North Elementary School
November’s Walking Classroom Teacher Feature is Josh Montero, a 5th grade teacher in California. You would never know that Josh Montero is only in his second year of teaching. His enthusiasm for teaching and excitement to implement The Walking Classroom is palpable. We are thrilled that he has joined the TWC family this year and hope you enjoy getting to know more about a fellow teacher and Walking Classroom adopter!
1. Where were you born, and where did you grow up?
I was born on the California side of South Lake Tahoe, but lived many years in Santa Cruz before growing up mostly in the San Joaquin valley of Central California (Lodi and Stockton. My father was in the airline business and got transferred around a lot, so we moved quite a bit my first couple years before settling in Santa Cruz up through 3rd grade.
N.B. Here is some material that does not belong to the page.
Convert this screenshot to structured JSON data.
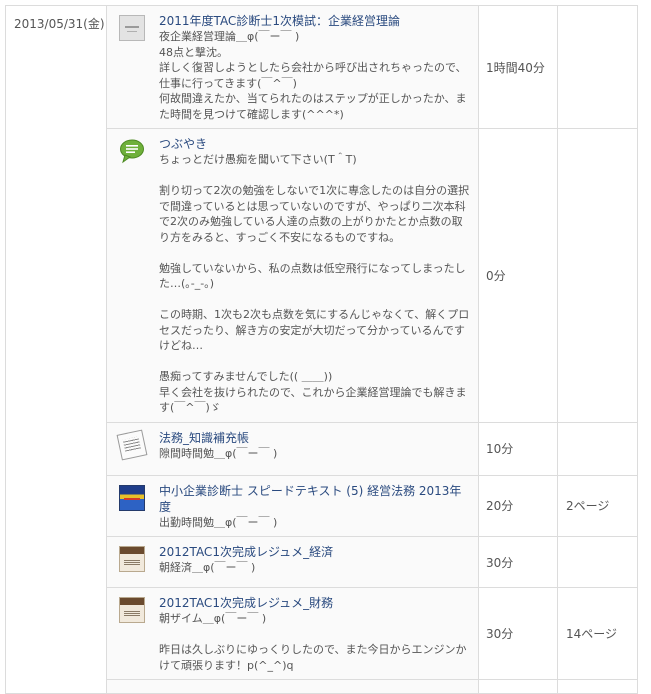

2. How long have you been teaching, and why did you decide to become a teacher?
This is actually just my second year teaching, though it was what I always wanted to do. I developed Diabetes my senior year of college and that ultimately derailed me for a bit. As an insulin dependent
diabetic I needed benefits so I started working and ended up spending a decade in retail. Turns out toiling away selling suits and tailored men’s clothing made me realize tha there was little pride in helping guys find clothes. So I went back to school. Not everything transferred, so when I started up again I wasn’t as close to the finish line as I thought I would be, so it took a couple years of commuting an hour each way to go work full time, and then get off work and drive another hour to school 3 nights a week. But I did it, I survived and lived to tell the tale, and I can honestly tell you every moment was worth it. I just always had the desire to teach, and I am glad that as I veered off course I never lost that and was able to get back on track.
3. When have you been your “best self” as a teacher? (In other words, describe a classroom experience when you felt prouder of yourself than any other time) Do not be modest – teachers need to celebrate their accomplishments!!
Last year was only my first year teaching, and I had a girl who just would not stop talking, ever. She was a sweetheart, and actually quite strong academically, but I had reached my wits’ end and called her out and ended up lecturing her in front of everyone. It wasn’t disrespectful, I was just making the point that if she wanted to follow her dreams and go to college and do all the thing she bragged about wanting to do, she would have to get her act together. She started crying and I felt awful, but then the next morning she ran over to me before school started and gave me a huge hug. I will never forget what she said: “Thank you for believing in me. Nobody thinks I can really go to college, and nobody wants me to be better” she said of her family who were very poor, as were all of our students’ families. I felt bad for calling her out, not that I did it in an inappropriate or mean way, but I didn’t become a teacher to make 11 year olds cry. But that one moment of realizing I was able to reach someone will always stick with me.
4. What are some educational resources that you utilize to help cover the curriculum?
We live in an amazing age for teaching. My school’s population is very poor, and while the school and district are dedicated to providing our students with what we can, they simply cannot do enough. I have been able to earn a few grants as well as get some projects funded through DonorsChoose.org to get my hands on materials, but I have also found some remarkable resources online as well. Newsela.com blows all the other kids’ news sites out of the water, providing current, up to the minute articles on a variety of topics, and all are available at 4 lexile levels to help readers of different abilities to all still work through the same article. I also love Class Dojo, which is an amazing classroom management tool and a good way to connect with parents who do not have internet for email at home, but can send and receive messages through the app on their phone. For my fellow science nerds, the University of Colorado has a website that is full of interactive simulations to help teach things that classroom teachers will not have the resources or infrastructure to carry out in class. There are simulations broken down by grade as well as scientific discipline, and all are outstanding, and can be found at https://phet.colorado.edu/.
5. Please describe an experience that you and/or your students have had with The Walking Classroom.
The Walking Classroom has been a blessing. Ours are kids never get to do many of the simple things that most kids take for granted, so when I told them we had an opportunity to do something that nobody else at our school, and only one other class in our whole district could, they were excited. And not “yay, it’s Friday and they didn’t make fish sticks” excited, but the kind of excited that makes them run up to me as soon as they see me Wednesday and Friday mornings to ask if we’re walking, even though they know we are. I have had a couple brief moments of kids wanting to goof off or talk to their buddies, but honestly, the kids feel so privileged to be able to do this, they get on each other to shape up before I have to. So much of reaching my kids is giving them something to get excited about or believe in, and I try to do both every way I can, but as someone who is still learning to be a great teacher, being able to find tools like The Walking Classroom has been instrumental in reaching my kids. I hear them talking about the podcasts on the playground, and while it doesn’t happen all the time, it’s remarkable to see how things can reach them and get them wanting to talk about it.